Craig Unger’s email, part of an interchange on a private discussion group, is reprinted here with permission:

[A critic, let us call him X, objected] to Jim Lobe’s suggestion that Iraqi WMDs and ties to Al Qaeda had nothing to do with starting the Iraq War. But Lobe is right. X is off base when he says nothing “suggests anything other than they believed Saddam Hussein possessed WMDs.”

As my recent book, The Fall of the House of Bush–which owes a debt to Lobe’s fine reporting on the neocons) shows in great detail, Cheney and the neocons effectively created an alternative national security apparatus to circumvent, sabotage and subvert the $40 billion a year that the nation spends on intelligence and to disseminate false intelligence about Saddam that would create a basis for war.

To be specific, let’s take the Niger documents that falsely asserted that Saddam had agreed to buy 500 tons of yellowcake from the Republic of Niger. Many unanswered questions remain about the origin of the documents. But no one contests that they were forgeries that were based on documents stolen from the Niger Embassy in Rome over New Year’s Eve in 2000.

I traveled to Rome to investigate the fabrication and dissemination of the documents, and, as I report in my book, I found that both the documents themselves and the information in them were distributed by right wing elements of Italian intelligence and the neocons in a deliberate manner to make it appear as if there were multiple independent sources corroborating one another, when in fact the only source were the original phony documents.

When the White House wanted to use the documents to build the case for war in an October 2002 speech Bush gave in Cincinnati, the CIA intervened twice to say the information was not reliable.

As I also show in my book, these documents and/or the information in them were discredited by Western authorities(including the CIA and the State Department) on at least fourteen such occasions before Bush’s 2003 State of the Union Address

But none of that stopped Bush from citing this information–or, rather, disinformation– as a casus belli in his famous sixteen words in his 2003 SOTU Address. [ Col. Larry Wilkerson, chief of staff to Colin Powell, told me, if he took something out of Colin Powell's UN speech 47 times, the neocons would put in 48.]

X seems to suggest that all this could have been the result of mere ineptitude. However, I cite, on the record, no fewer than nine former officials in the military and intelligence worlds who characterize the Niger document episode as black propaganda or part of a disinformation campaign that was intentionally done to mislead the American people into supporting a war.

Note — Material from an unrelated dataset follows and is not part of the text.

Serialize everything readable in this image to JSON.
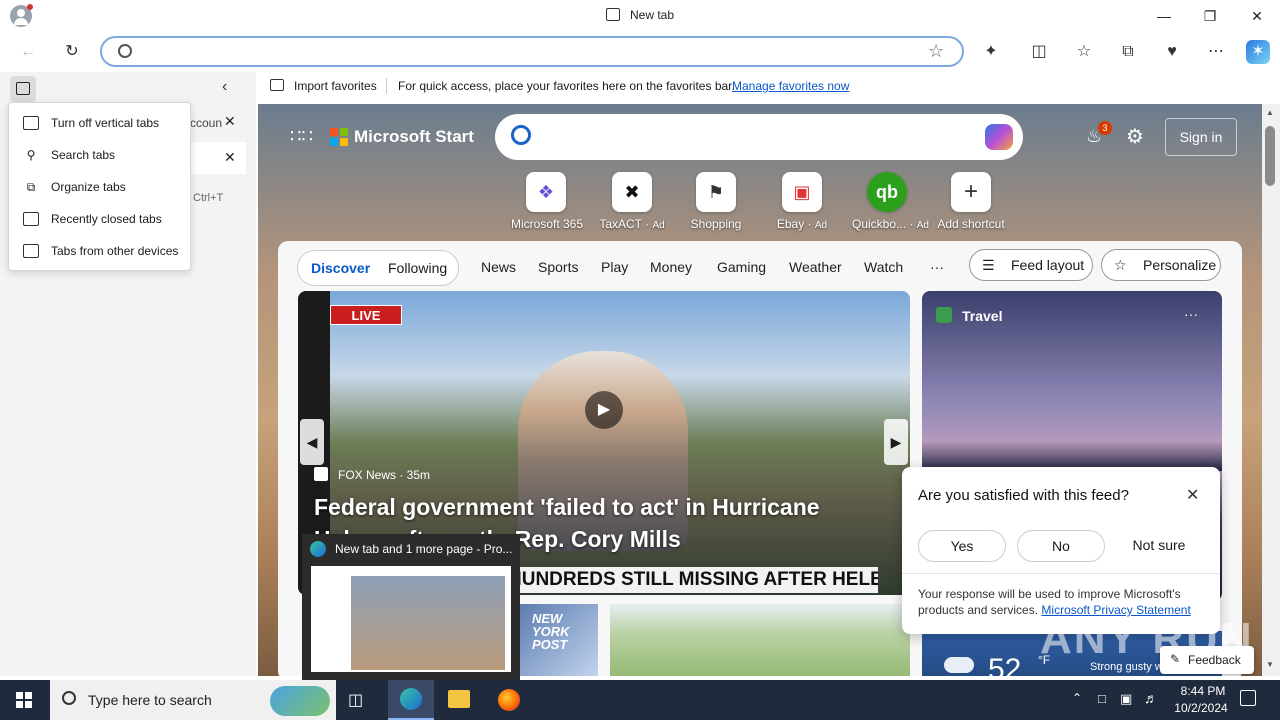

Likewise, one has only to talk to Tyler Drumheller, the former head of European operations for the CIA, who has recounted at great length how he vetted “Curveball,” the prized Iraqi exile who spun phony yarns about mobile weapons vans, and told his superiors again and again and again that Curveball could not be trusted. Yet George Tenet, under pressure from the White House and the neocons, ignored him. As a result, Colin Powell told the world about the phony mobile weapons vans.

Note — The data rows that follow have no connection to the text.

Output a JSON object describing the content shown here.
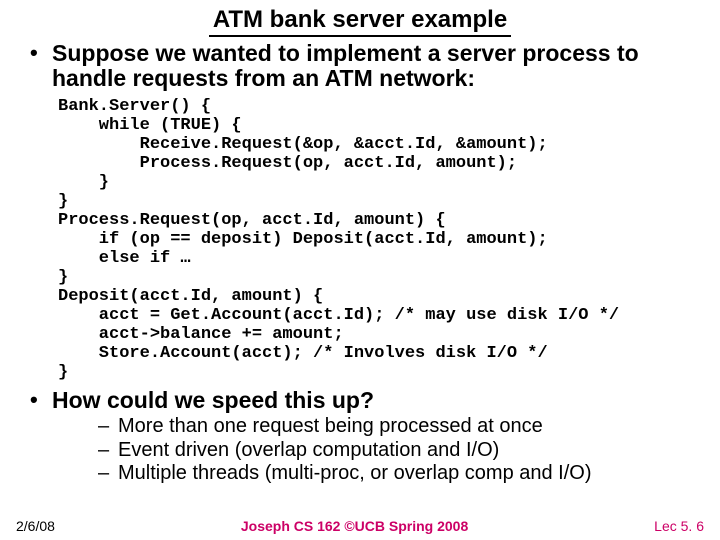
{
  "title": "ATM bank server example",
  "bullet1": "Suppose we wanted to implement a server process to handle requests from an ATM network:",
  "code": "Bank.Server() {\n    while (TRUE) {\n        Receive.Request(&op, &acct.Id, &amount);\n        Process.Request(op, acct.Id, amount);\n    }\n}\nProcess.Request(op, acct.Id, amount) {\n    if (op == deposit) Deposit(acct.Id, amount);\n    else if …\n}\nDeposit(acct.Id, amount) {\n    acct = Get.Account(acct.Id); /* may use disk I/O */\n    acct->balance += amount;\n    Store.Account(acct); /* Involves disk I/O */\n}",
  "bullet2": "How could we speed this up?",
  "sub": {
    "a": "More than one request being processed at once",
    "b": "Event driven (overlap computation and I/O)",
    "c": "Multiple threads (multi-proc, or overlap comp and I/O)"
  },
  "footer": {
    "date": "2/6/08",
    "center": "Joseph CS 162 ©UCB Spring 2008",
    "lec": "Lec 5. 6"
  }
}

One could go on at great length with many other examples(as I do in my book). But the point is, the neocons had deliberately gamed the system. As their policy papers show, they knew they wanted to start the war long before the administration took office and in order to do so they knew they had to control intelligence. That’s why Wolfowitz, Perle, and Eliot Abrams began making semi-secret trips to Austin as early as 1998 to convince Bush that an invasion was necessary. That’s why, in December 2000, they tried to put Wolfowitz in as head of the CIA. And that’s why, when that didn’t work, they moved him to the Pentagon where he oversaw the creation of the Office of Special Plans which was in charge of putting out phony intelligence.

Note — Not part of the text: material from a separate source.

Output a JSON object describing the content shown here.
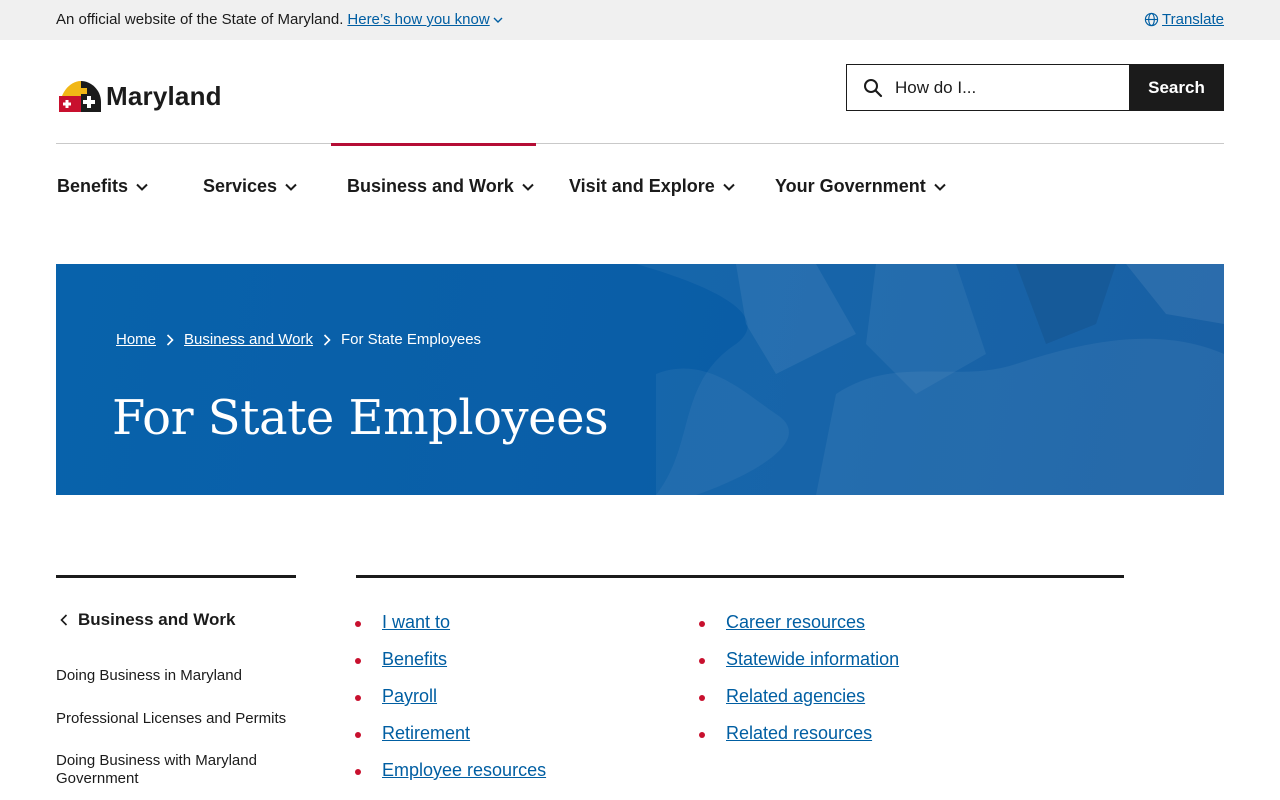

Likewise, Cheney put John Bolton in at State to keep an eye on Colin Powell and to make sure that State Department analysts at INR( who had repeatedly discovered the errors in the phony neocon intelligence) were kept out of all the key meetings. As a result, Colin Powell made his presentation to the UN based on intel that came from the neocons in Cheney’s office and the Pentagon–not the professionals at Langley and at [the State Department's intelligence analysis branch,] INR.

In other words, we went to war not because of intelligence failures, as X seems to think, but because of intelligence successes–successful black propaganda operations, successful disinformation operations–that were deliberately designed to mislead the American people.

As to why, again, I believe that Jim Lobe is on the right track. One has only to read the various neocon policy papers dating back to the 1992 Defense Planning Guidance papers(aka the Wolfowitz Doctrine), A Clean Break in 1996, David Wurmser’s Tyranny’s Ally in 1997, the PNAC papers of 1998, and scores of other articles to see that the neocons had been hoping to start the war for roughly a decade before it actually began. According to these papers, the chief reasons for this grand new strategy of overhauling the Middle East were regional security(ie, Israel) and to protect America’s strategic resources(ie, oil.)

Craig Unger

Vanity Fair Magazine

Go here for information about The Fall of the House of Bush and to buy the book.